I’m delighted to be taking part in the blog tour for The Aosawa Murders today. This is a fantastic mystery with an unusual structure, and it’s a novel that will appeal to those who like their whodunnits to be intricately plotted.
On a stormy summer day, the Aosawas, owners of a prominent local hospital, host a large birthday party. The occasion turns into tragedy when 17 people die from cyanide in their drinks. The only surviving links to what might have happened are a cryptic verse that could be the killer’s, and the physician’s bewitching blind daughter, Hisako, the only person spared injury. But the youth who emerges as the prime suspect commits suicide that October, effectively sealing his guilt while consigning his motives to mystery.
The police are convinced that Hisako had a role in the crime, as are many in the town, including the author of a bestselling book about the murders written a decade after the incident, who was herself a childhood friend of Hisako’ and witness to the discovery of the murders. The truth is revealed through a skilful juggling of testimony by different voices: family members, witnesses and neighbours, police investigators and of course the mesmerising Hisako herself.
The Aosawa Murders takes the classic elements of the mystery genre but steers away from putting them together in the usual way, instead providing a multi-voiced insight into the psychology of contemporary Japan, with its rituals, pervasive envy and ever so polite hypocrisy. But it’s also about the nature of evil and the resonance and unreliability of memory.
Part Kurasawa’s Rashomon, part Capote’s In Cold Blood.
I love the structure of The Aosawa Murders, which somehow manages to be both familiar and unusual simultaneously. It begins with a short prologue – a transcript of a police interview with Hisako Aosawa, the only member of the Aosawa family to survive the poisoning. The following chapters are then told from the perspectives of different characters, each of whom has something to add to the mystery. There is an author who fictionalised the events in a novel, herself a young girl at the time of the murders who had been at the Aosawa house that day, as well as the inspector who led the investigation. Part of what makes this structure work so well is that each chapter reveals another small piece of the puzzle to the reader. No one knows everything – although some have more insight than others – but all have some snippet of pertinent information, even if they don’t realise the relevance of what they know.

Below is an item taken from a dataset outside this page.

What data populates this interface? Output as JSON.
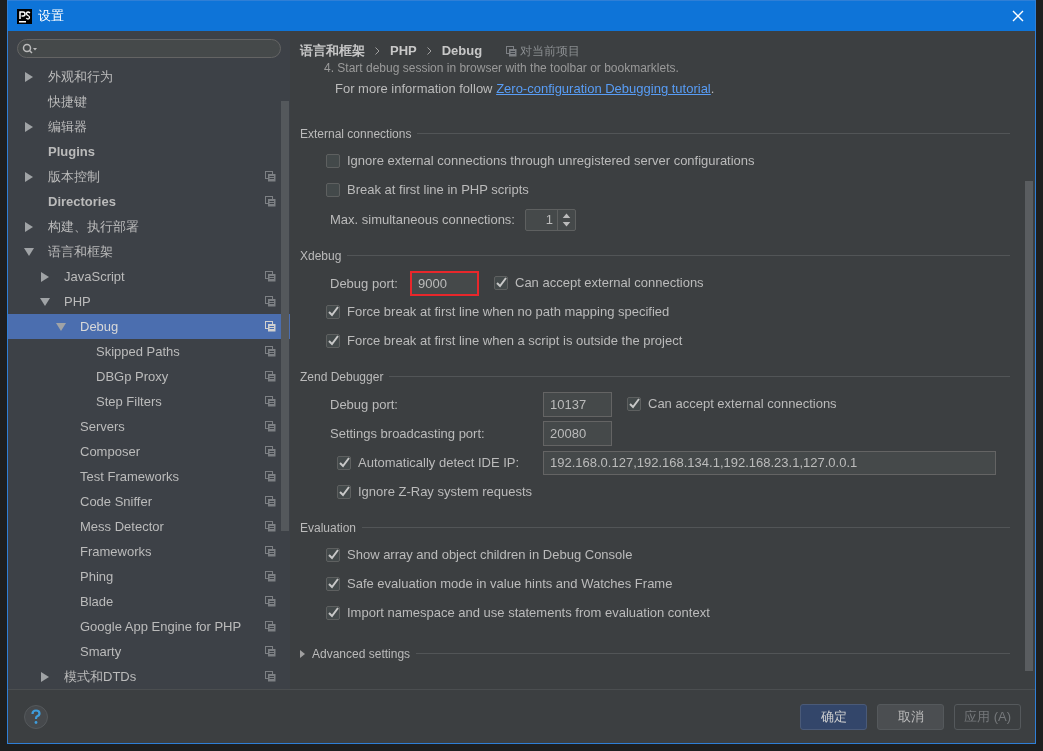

It’s clear that each character is being interviewed, although the interviewer remains nameless, and doesn’t speak to the readers at all. The characters sometimes repeat the interviewer’s questions, making it clear what has been asked, but this isn’t necessary most of the time. This adds another element to ponder – who is the interviewer, and why are they revisiting a crime that is some thirty years old, unsatisfactorily solved it might be? To me, it felt as though Riku Onda herself were interviewing her own characters – imagining what she would need to ask and who she would need to speak to in order to write a novel about the events. There is a reference to the interviewer writing a book, which is maybe what has convinced me on this point. It’s a bit meta, but cleverly done.
The poisoning itself seems to be an almost perfect crime, and the mystery is one of the more complex that I’ve come across, and it’s one that I’m still thinking about some time after turning the final page. It’s intricately plotted, and I enjoyed the slow reveal of information through each character’s testimony. The interviews take place many years after the poisoning of the Aosawas, and this adds another layer of complexity to the novel as the question of unreliability and the mutability of memory comes into play. The Aosawa Murders is a wonderful read, and one to savour as you try to piece together the clues you’ve been given.
The Aosawa Murders is published by Bitter Lemon Press, and is available to purchase now. Many thanks to the publisher and to Anne Cater of Random Things Tours for the review copy and the opportunity to take part in the blog tour.
Make sure you check out the other bloggers taking part in the tour: